You are here

Hospitals Face Cash Flow Crisis as Patient Self-Pay Increases

Online bill payment is the new norm, report finds

With rising health care costs and higher health insurance deductibles, hospitals could find themselves in trouble with patient bad debt if they don’t make improvements in collecting out-of-pocket payments, according to an article in HealthData Management. The Boston-based Aite Group predicted that patient payments to hospitals will increase at a compound annual growth rate of 10% from 2015 to 2019, growing much faster than the 6% self-pay rate of the health care industry as a whole during the same period.

Mike Trilli, senior health insurance analyst at Aite Group, warned that the looming cash flow problem can’t be solved by hospitals’ electronic health record vendors. Instead, he said, hospitals need to look to bill payment vendors whose core competencies and capabilities are better suited for dealing with rising patient self-pay collections.

It’s critical for hospitals to devise ways to outsource those collections that enable them to get paid and effectively allow these third parties to manage the collection relationship, Trilli said. The good news, he added, is that hospitals can avert a cash flow crisis if they ramp up initial point-of-service and bill paying investments to create an experience that promotes patient use of digital self-servicing channels.

Toward that end, the Aite Group report projects that mailed payments will decrease from 68% of all hospital bill payments in 2015 to 40% in 2019; at the same time, Web-enabled bill payments will increase from 18% to 40%; phone-based payments will increase from 8% to 14%; and in-person payments will remain steady at 6%.

Online bill payment is the “new norm” in the hospital industry, according to the report. Currently, hospitals offer online bill-payment capabilities through a variety of vendors, revenue cycle outsourcing companies, and claims clearinghouses.

Source: HealthData Management; April 19, 2016.

Recent Headlines

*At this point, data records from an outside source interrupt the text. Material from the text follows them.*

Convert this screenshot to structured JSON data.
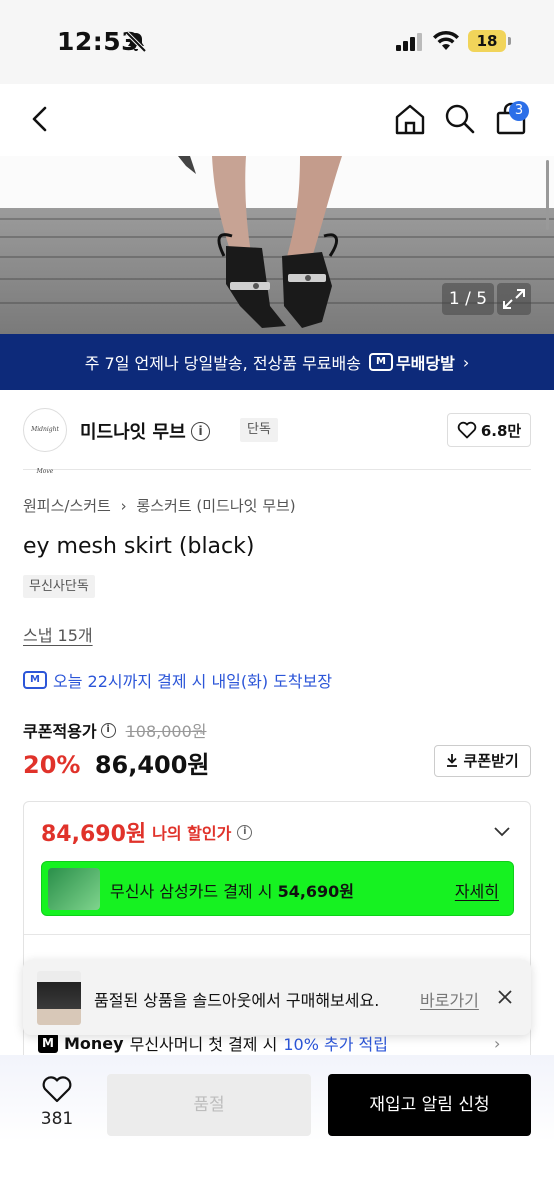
{
  "status_bar": {
    "time": "12:53",
    "battery": "18"
  },
  "nav": {
    "cart_count": "3"
  },
  "gallery": {
    "counter": "1 / 5"
  },
  "promo": {
    "text": "주 7일 언제나 당일발송, 전상품 무료배송",
    "brand_logo": "M",
    "brand_label": "무배당발",
    "chevron": "›"
  },
  "brand": {
    "logo_text": "Midnight Move",
    "name": "미드나잇 무브",
    "exclusive_tag": "단독",
    "likes": "6.8만"
  },
  "product": {
    "breadcrumb_1": "원피스/스커트",
    "breadcrumb_sep": "›",
    "breadcrumb_2": "롱스커트 (미드나잇 무브)",
    "title": "ey mesh skirt (black)",
    "store_tag": "무신사단독",
    "snap_link": "스냅 15개",
    "delivery_logo": "M",
    "delivery": "오늘 22시까지 결제 시 내일(화) 도착보장"
  },
  "price": {
    "coupon_label": "쿠폰적용가",
    "original": "108,000원",
    "discount_pct": "20%",
    "sale": "86,400원",
    "coupon_button": "쿠폰받기"
  },
  "discount": {
    "my_price": "84,690원",
    "my_price_label": "나의 할인가",
    "card_text_pre": "무신사 삼성카드 결제 시",
    "card_amount": "54,690원",
    "card_more": "자세히",
    "money_logo": "M",
    "money_brand": "Money",
    "money_text_pre": "무신사머니 첫 결제 시",
    "money_highlight": "10% 추가 적립",
    "money_chevron": "›"
  },
  "toast": {
    "text": "품절된 상품을 솔드아웃에서 구매해보세요.",
    "link": "바로가기"
  },
  "bottom": {
    "like_count": "381",
    "soldout_label": "품절",
    "restock_label": "재입고 알림 신청"
  },
  "colors": {
    "promo_bg": "#0d2a7a",
    "accent_red": "#e0322a",
    "accent_blue": "#2c56d8",
    "card_green": "#16f221",
    "badge_blue": "#2c6fe8"
  }
}
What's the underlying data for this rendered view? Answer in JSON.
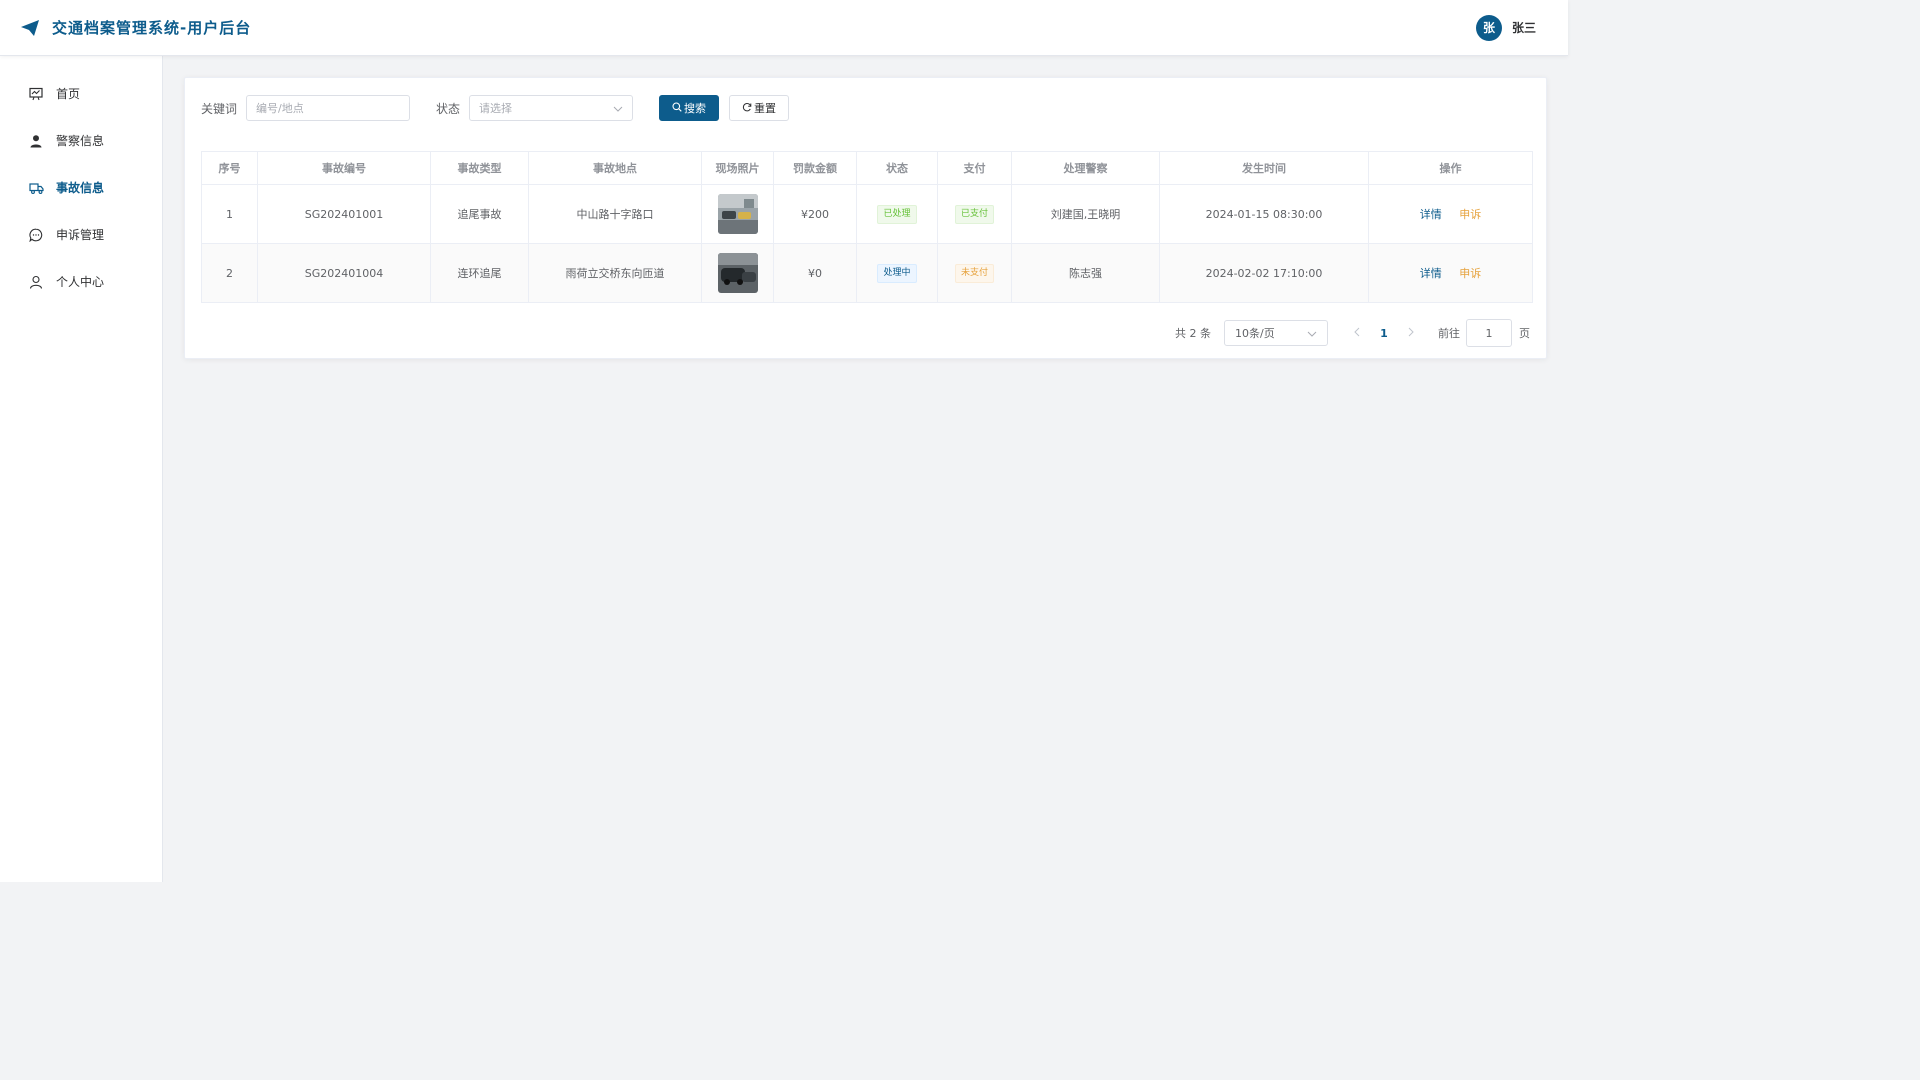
{
  "header": {
    "title": "交通档案管理系统-用户后台",
    "avatar_char": "张",
    "username": "张三"
  },
  "sidebar": {
    "items": [
      {
        "label": "首页",
        "icon": "home-chart-icon"
      },
      {
        "label": "警察信息",
        "icon": "person-icon"
      },
      {
        "label": "事故信息",
        "icon": "truck-icon",
        "active": true
      },
      {
        "label": "申诉管理",
        "icon": "chat-icon"
      },
      {
        "label": "个人中心",
        "icon": "user-outline-icon"
      }
    ]
  },
  "filters": {
    "keyword_label": "关键词",
    "keyword_placeholder": "编号/地点",
    "status_label": "状态",
    "status_placeholder": "请选择",
    "search_label": "搜索",
    "reset_label": "重置"
  },
  "table": {
    "headers": [
      "序号",
      "事故编号",
      "事故类型",
      "事故地点",
      "现场照片",
      "罚款金额",
      "状态",
      "支付",
      "处理警察",
      "发生时间",
      "操作"
    ],
    "rows": [
      {
        "index": "1",
        "code": "SG202401001",
        "type": "追尾事故",
        "location": "中山路十字路口",
        "fine": "¥200",
        "status": "已处理",
        "payment": "已支付",
        "officers": "刘建国,王晓明",
        "time": "2024-01-15 08:30:00",
        "detail": "详情",
        "appeal": "申诉"
      },
      {
        "index": "2",
        "code": "SG202401004",
        "type": "连环追尾",
        "location": "雨荷立交桥东向匝道",
        "fine": "¥0",
        "status": "处理中",
        "payment": "未支付",
        "officers": "陈志强",
        "time": "2024-02-02 17:10:00",
        "detail": "详情",
        "appeal": "申诉"
      }
    ]
  },
  "pagination": {
    "total": "共 2 条",
    "page_size": "10条/页",
    "current": "1",
    "goto_label": "前往",
    "goto_value": "1",
    "unit": "页"
  },
  "colors": {
    "primary": "#0d5c8c",
    "success": "#67c23a",
    "warning": "#e6a23c"
  }
}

Statistically Significant Improvement in Excessive Daytime Sleepiness
Researcher Made Himself Guinea Pig to Test the Drug
Treatment Shorter, Less Complicated Than Typical Regimen
Zip Device Faster to Apply, Minimizes Scarring
Finding Could Spur New Targeted Treatments
But a ‘Serendipitous’ Finding Could Provide a Solution
New Drug Could Make Ears “Young” Again
DNA Changes May Help Predict Women at Risk